- Extracted records
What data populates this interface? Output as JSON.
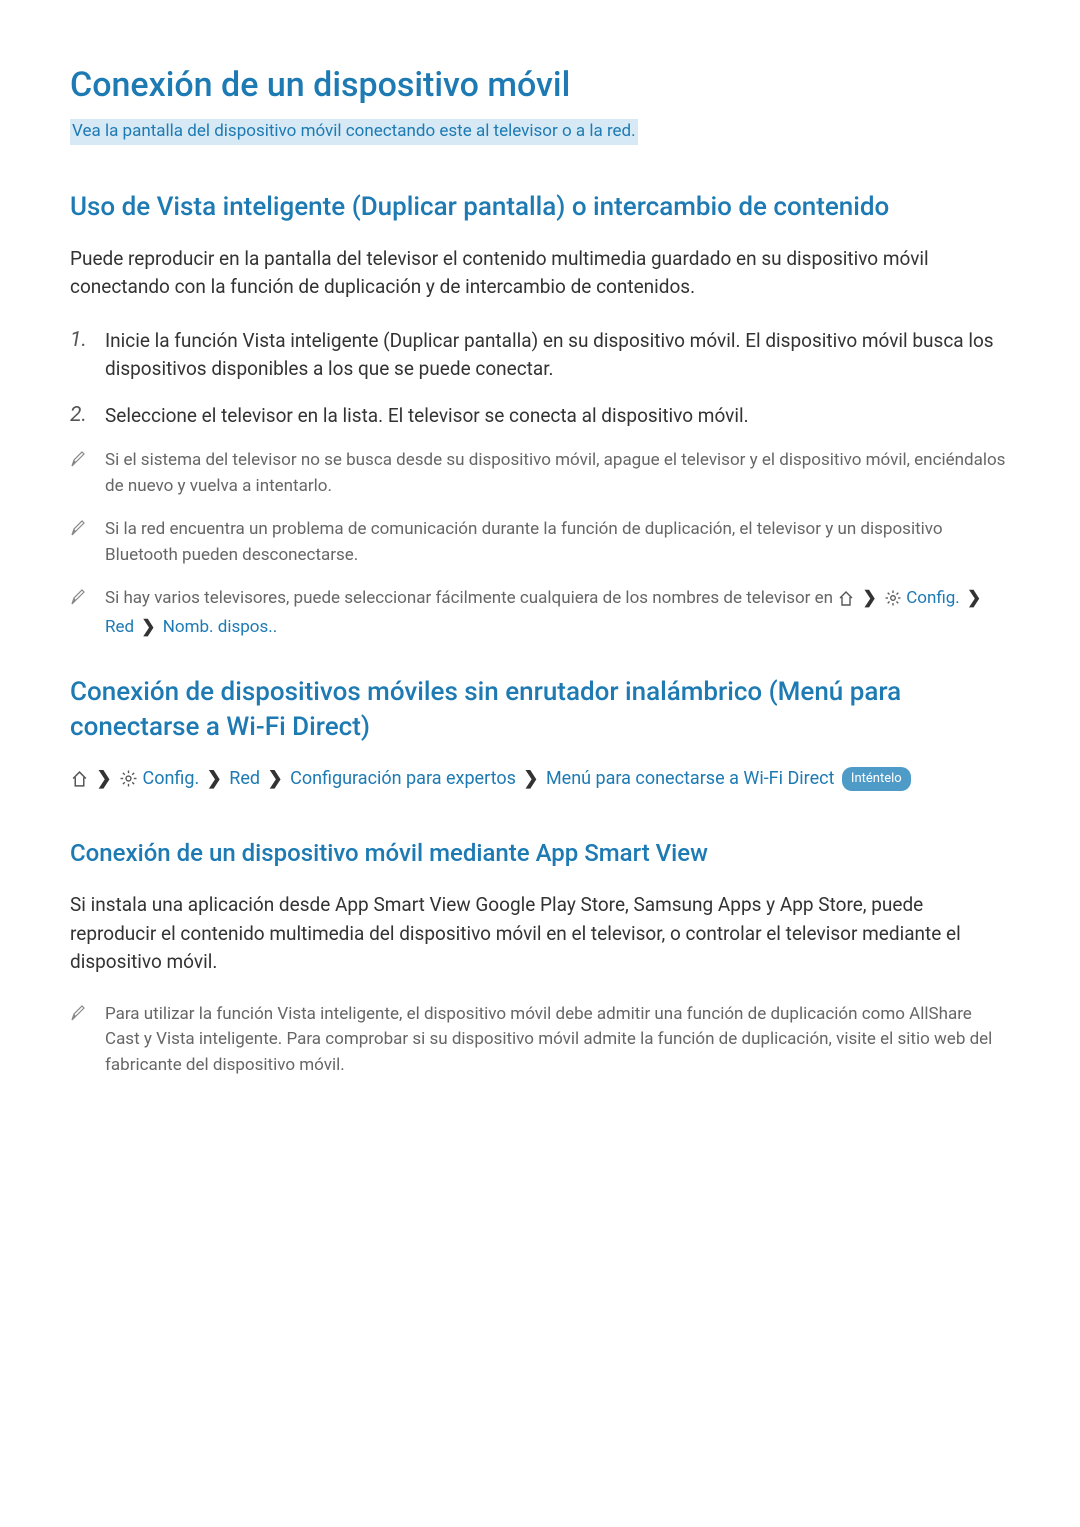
{
  "title": "Conexión de un dispositivo móvil",
  "subtitle": "Vea la pantalla del dispositivo móvil conectando este al televisor o a la red.",
  "section1": {
    "heading": "Uso de Vista inteligente (Duplicar pantalla) o intercambio de contenido",
    "intro": "Puede reproducir en la pantalla del televisor el contenido multimedia guardado en su dispositivo móvil conectando con la función de duplicación y de intercambio de contenidos.",
    "steps": [
      "Inicie la función Vista inteligente (Duplicar pantalla) en su dispositivo móvil. El dispositivo móvil busca los dispositivos disponibles a los que se puede conectar.",
      "Seleccione el televisor en la lista. El televisor se conecta al dispositivo móvil."
    ],
    "notes": [
      "Si el sistema del televisor no se busca desde su dispositivo móvil, apague el televisor y el dispositivo móvil, enciéndalos de nuevo y vuelva a intentarlo.",
      "Si la red encuentra un problema de comunicación durante la función de duplicación, el televisor y un dispositivo Bluetooth pueden desconectarse."
    ],
    "note3_prefix": "Si hay varios televisores, puede seleccionar fácilmente cualquiera de los nombres de televisor en ",
    "note3_crumbs": {
      "config": "Config.",
      "red": "Red",
      "nomb": "Nomb. dispos.."
    }
  },
  "section2": {
    "heading": "Conexión de dispositivos móviles sin enrutador inalámbrico (Menú para conectarse a Wi-Fi Direct)",
    "crumbs": {
      "config": "Config.",
      "red": "Red",
      "expertos": "Configuración para expertos",
      "menu": "Menú para conectarse a Wi-Fi Direct"
    },
    "badge": "Inténtelo"
  },
  "section3": {
    "heading": "Conexión de un dispositivo móvil mediante App Smart View",
    "intro": "Si instala una aplicación desde App Smart View Google Play Store, Samsung Apps y App Store, puede reproducir el contenido multimedia del dispositivo móvil en el televisor, o controlar el televisor mediante el dispositivo móvil.",
    "note": "Para utilizar la función Vista inteligente, el dispositivo móvil debe admitir una función de duplicación como AllShare Cast y Vista inteligente. Para comprobar si su dispositivo móvil admite la función de duplicación, visite el sitio web del fabricante del dispositivo móvil."
  }
}
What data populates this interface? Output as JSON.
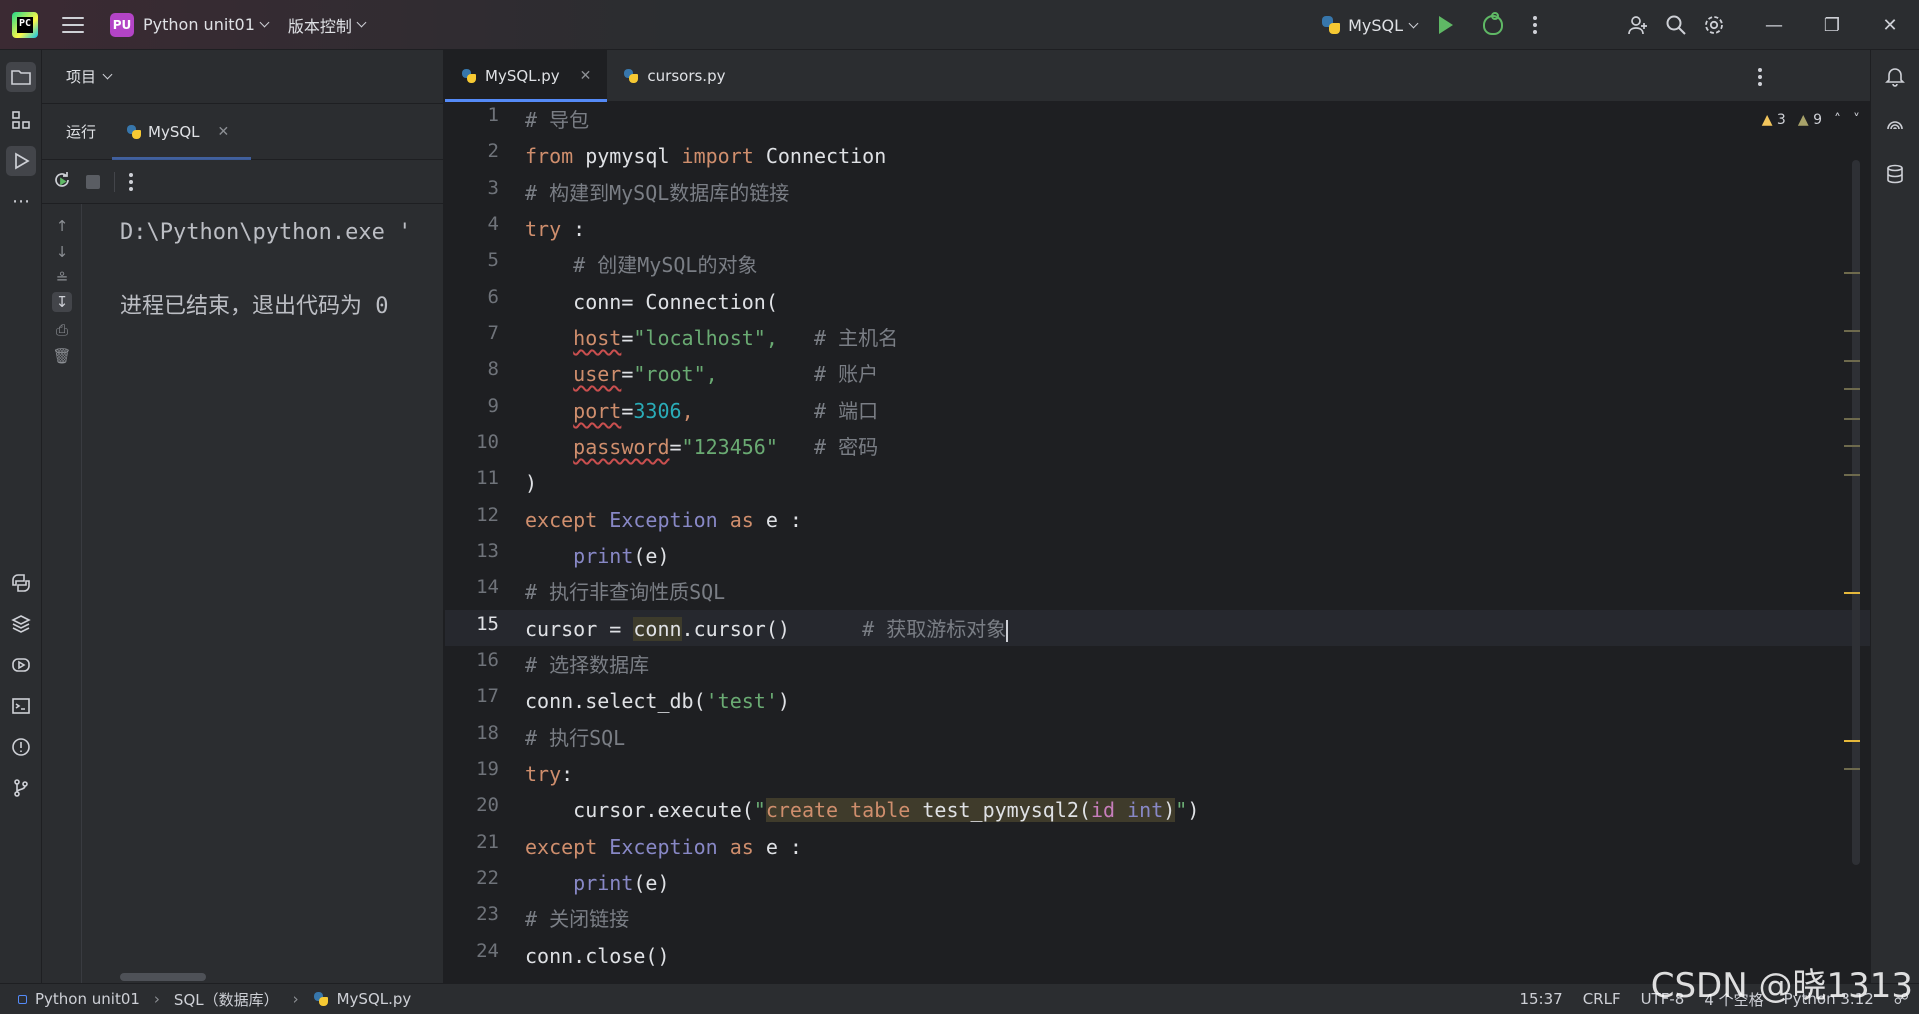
{
  "titlebar": {
    "project_badge": "PU",
    "project_name": "Python unit01",
    "vcs_menu": "版本控制",
    "run_config": "MySQL"
  },
  "run_panel": {
    "header": "项目",
    "tab_group": "运行",
    "run_tab": "MySQL",
    "console_lines": [
      "D:\\Python\\python.exe '",
      "进程已结束，退出代码为 0"
    ]
  },
  "editor": {
    "tabs": [
      {
        "label": "MySQL.py",
        "active": true
      },
      {
        "label": "cursors.py",
        "active": false
      }
    ],
    "inspections": {
      "warnings": "3",
      "weak_warnings": "9"
    },
    "current_line": 15,
    "line_numbers": [
      "1",
      "2",
      "3",
      "4",
      "5",
      "6",
      "7",
      "8",
      "9",
      "10",
      "11",
      "12",
      "13",
      "14",
      "15",
      "16",
      "17",
      "18",
      "19",
      "20",
      "21",
      "22",
      "23",
      "24"
    ],
    "code": {
      "l1": "# 导包",
      "l2_kw1": "from",
      "l2_mod": " pymysql ",
      "l2_kw2": "import",
      "l2_cls": " Connection",
      "l3": "# 构建到MySQL数据库的链接",
      "l4_kw": "try",
      "l4_rest": " :",
      "l5": "    # 创建MySQL的对象",
      "l6": "    conn= Connection(",
      "l7_param": "host",
      "l7_eq": "=",
      "l7_str": "\"localhost\",",
      "l7_cm": "   # 主机名",
      "l8_param": "user",
      "l8_eq": "=",
      "l8_str": "\"root\",",
      "l8_cm": "        # 账户",
      "l9_param": "port",
      "l9_eq": "=",
      "l9_num": "3306",
      "l9_rest": ",",
      "l9_cm": "          # 端口",
      "l10_param": "password",
      "l10_eq": "=",
      "l10_str": "\"123456\"",
      "l10_cm": "   # 密码",
      "l11": ")",
      "l12_kw1": "except",
      "l12_cls": " Exception ",
      "l12_kw2": "as",
      "l12_rest": " e :",
      "l13_fn": "    print",
      "l13_rest": "(e)",
      "l14": "# 执行非查询性质SQL",
      "l15_a": "cursor = ",
      "l15_conn": "conn",
      "l15_b": ".cursor()",
      "l15_cm": "      # 获取游标对象",
      "l16": "# 选择数据库",
      "l17_a": "conn.select_db(",
      "l17_str": "'test'",
      "l17_b": ")",
      "l18": "# 执行SQL",
      "l19_kw": "try",
      "l19_rest": ":",
      "l20_a": "    cursor.execute(",
      "l20_q1": "\"",
      "l20_k1": "create",
      "l20_sp1": " ",
      "l20_k2": "table",
      "l20_t": " test_pymysql2(",
      "l20_id": "id",
      "l20_sp2": " ",
      "l20_k3": "int",
      "l20_close": ")",
      "l20_q2": "\"",
      "l20_b": ")",
      "l21_kw1": "except",
      "l21_cls": " Exception ",
      "l21_kw2": "as",
      "l21_rest": " e :",
      "l22_fn": "    print",
      "l22_rest": "(e)",
      "l23": "# 关闭链接",
      "l24": "conn.close()"
    }
  },
  "statusbar": {
    "breadcrumb": [
      "Python unit01",
      "SQL（数据库）",
      "MySQL.py"
    ],
    "position": "15:37",
    "line_sep": "CRLF",
    "encoding": "UTF-8",
    "indent": "4 个空格",
    "interpreter": "Python 3.12"
  },
  "watermark": "CSDN @晓1313",
  "colors": {
    "accent": "#548af7",
    "run_green": "#5fb865",
    "keyword": "#cf8e6d",
    "string": "#6aab73",
    "comment": "#7a7e85"
  }
}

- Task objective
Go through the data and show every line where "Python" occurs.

- Answer below
    "project_name": "Python unit01",
      "D:\\Python\\python.exe '",
      "Python unit01",
    "interpreter": "Python 3.12"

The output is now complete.